A year and ten months ago, I had an idea. Wouldn't it be great to give voices to works of art in stuffy museums? Help them speak to the person on the street (who otherwise might not pop in to look around)?
A week later, I'd pitched the idea to John Simmons, a founding member of the writers' organisation 26. A month after that, the London Design Festival had jumped on board. Then the V&A in London's South Kensington.
By September 2010, we were exhibiting 26 62-word written responses beside unique objects from the British Galleries inside one of the world's most popular museums, as part of one of the world's most respected design festivals.
We'd reached dizzyingly beautiful heights. So where next?
Last Friday, I flew to Belfast for the launch of 26 Treasures Northern Ireland. This time, instead of being the man with the idea, I was a guest. Invited but not celebrated. Just the way it should be.
This time the plaudits went to Gillian Colhoun, a good friend I made somewhere in Northumberland National Park at a Dark Angels writing course. The Park was an inspirational place - and Gillian an inspirational woman.
Since we asked for her help early in 2011, Gillian's created and curated 26 Treasures Northern Ireland with grace, grit, enthusiasm and a smile. She's taken the spirit of 26 and 26 Treasures. And she's blown me and John away.
The idea for 26 Treasures came one dull afternoon to a bored man sitting in an armchair in his parents' house in Essex. He called himself a freelance writer where 'unemployed' may have been closer to the truth.
Almost two years, lots of hard work, many friendships and a lot of sweat and smiles later, 26 Treasures has changed lives across the UK - at the V&A, the Ulster Museum, National Library of Wales and National Museum of Scotland (that launches in early December).

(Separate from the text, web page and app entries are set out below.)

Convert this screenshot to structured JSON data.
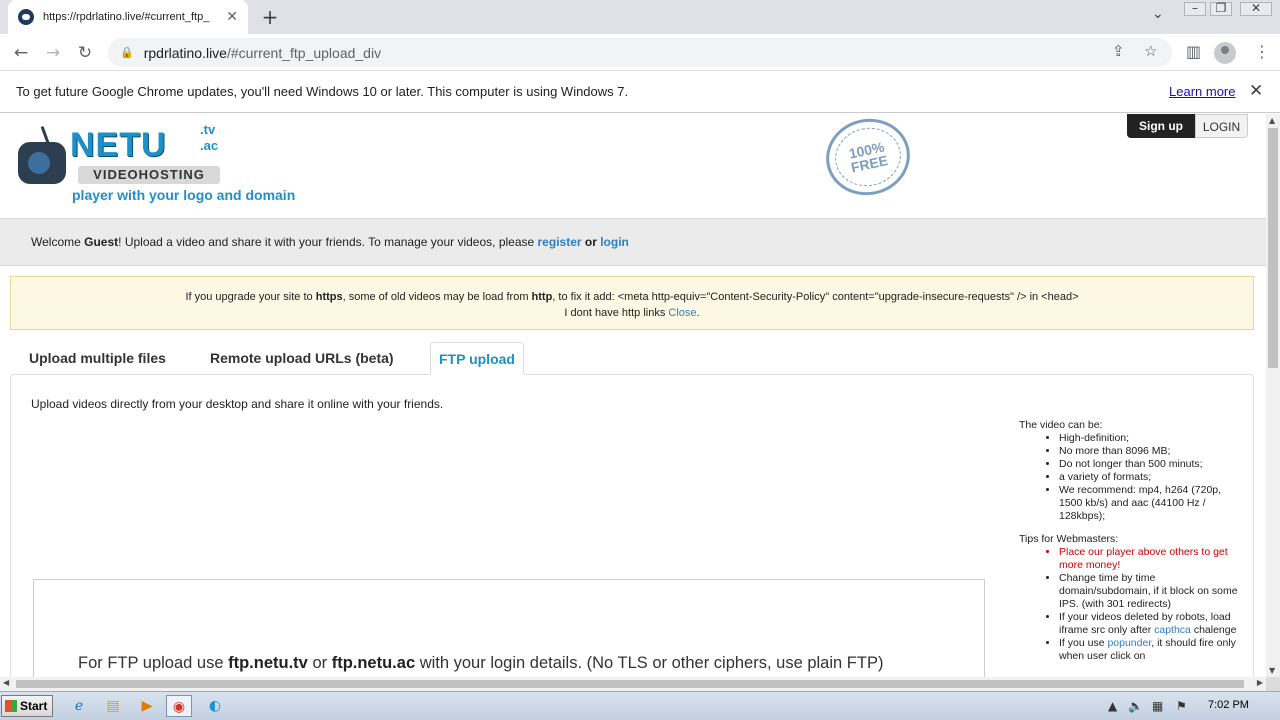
{
  "browser": {
    "tab_title": "https://rpdrlatino.live/#current_ftp_",
    "new_tab": "+",
    "url_host": "rpdrlatino.live",
    "url_path": "/#current_ftp_upload_div",
    "infobar_text": "To get future Google Chrome updates, you'll need Windows 10 or later. This computer is using Windows 7.",
    "infobar_link": "Learn more"
  },
  "site": {
    "logo_name": "NETU",
    "logo_tld1": ".tv",
    "logo_tld2": ".ac",
    "logo_sub": "VIDEOHOSTING",
    "tagline": "player with your logo and domain",
    "seal_text": "100% FREE",
    "signup": "Sign up",
    "login": "LOGIN"
  },
  "welcome": {
    "prefix": "Welcome ",
    "guest": "Guest",
    "middle": "! Upload a video and share it with your friends. To manage your videos, please ",
    "register": "register",
    "or": " or ",
    "login": "login"
  },
  "notice": {
    "l1a": "If you upgrade your site to ",
    "https": "https",
    "l1b": ", some of old videos may be load from ",
    "http": "http",
    "l1c": ", to fix it add: <meta http-equiv=\"Content-Security-Policy\" content=\"upgrade-insecure-requests\" /> in <head>",
    "l2": "I dont have http links ",
    "close": "Close",
    "period": "."
  },
  "tabs": [
    "Upload multiple files",
    "Remote upload URLs (beta)",
    "FTP upload"
  ],
  "panel": {
    "intro": "Upload videos directly from your desktop and share it online with your friends.",
    "video_can_be": "The video can be:",
    "video_items": [
      "High-definition;",
      "No more than 8096 MB;",
      "Do not longer than 500 minuts;",
      "a variety of formats;",
      "We recommend: mp4, h264 (720p, 1500 kb/s) and aac (44100 Hz / 128kbps);"
    ],
    "tips_title": "Tips for Webmasters:",
    "tip1": "Place our player above others to get more money!",
    "tip2": "Change time by time domain/subdomain, if it block on some IPS. (with 301 redirects)",
    "tip3a": "If your videos deleted by robots, load iframe src only after ",
    "tip3link": "capthca",
    "tip3b": " chalenge",
    "tip4a": "If you use ",
    "tip4link": "popunder",
    "tip4b": ", it should fire only when user click on",
    "ftp_a": "For FTP upload use ",
    "ftp_host1": "ftp.netu.tv",
    "ftp_or": " or ",
    "ftp_host2": "ftp.netu.ac",
    "ftp_b": " with your login details. (No TLS or other ciphers, use plain FTP)"
  },
  "taskbar": {
    "start": "Start",
    "clock": "7:02 PM"
  }
}
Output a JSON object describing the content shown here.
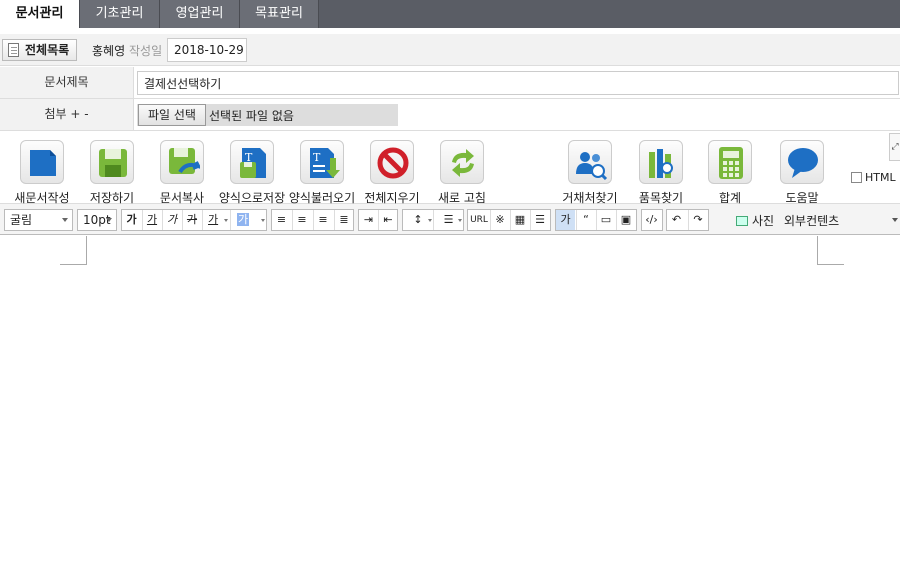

Believe it. One idea can change the world. By having even the smallest effect on the lives of people involved in it.